# EXERCISE GOAL
Where in the data below does the word "ffffff" appear? Copy every line that has it.

Records excerpted from a collection:

----------------------------------------

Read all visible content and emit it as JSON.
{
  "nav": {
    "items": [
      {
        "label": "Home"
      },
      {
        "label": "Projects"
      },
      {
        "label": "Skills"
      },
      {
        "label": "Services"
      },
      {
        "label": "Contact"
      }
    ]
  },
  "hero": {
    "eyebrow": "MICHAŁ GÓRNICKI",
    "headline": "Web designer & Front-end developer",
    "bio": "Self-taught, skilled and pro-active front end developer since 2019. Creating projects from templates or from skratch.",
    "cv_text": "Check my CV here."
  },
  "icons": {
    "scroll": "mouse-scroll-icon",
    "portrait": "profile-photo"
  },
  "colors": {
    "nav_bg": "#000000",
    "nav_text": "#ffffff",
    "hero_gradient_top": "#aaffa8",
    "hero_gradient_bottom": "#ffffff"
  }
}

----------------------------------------

# RESPONSE TO THIS EXERCISE
    "nav_text": "#ffffff",
    "hero_gradient_bottom": "#ffffff"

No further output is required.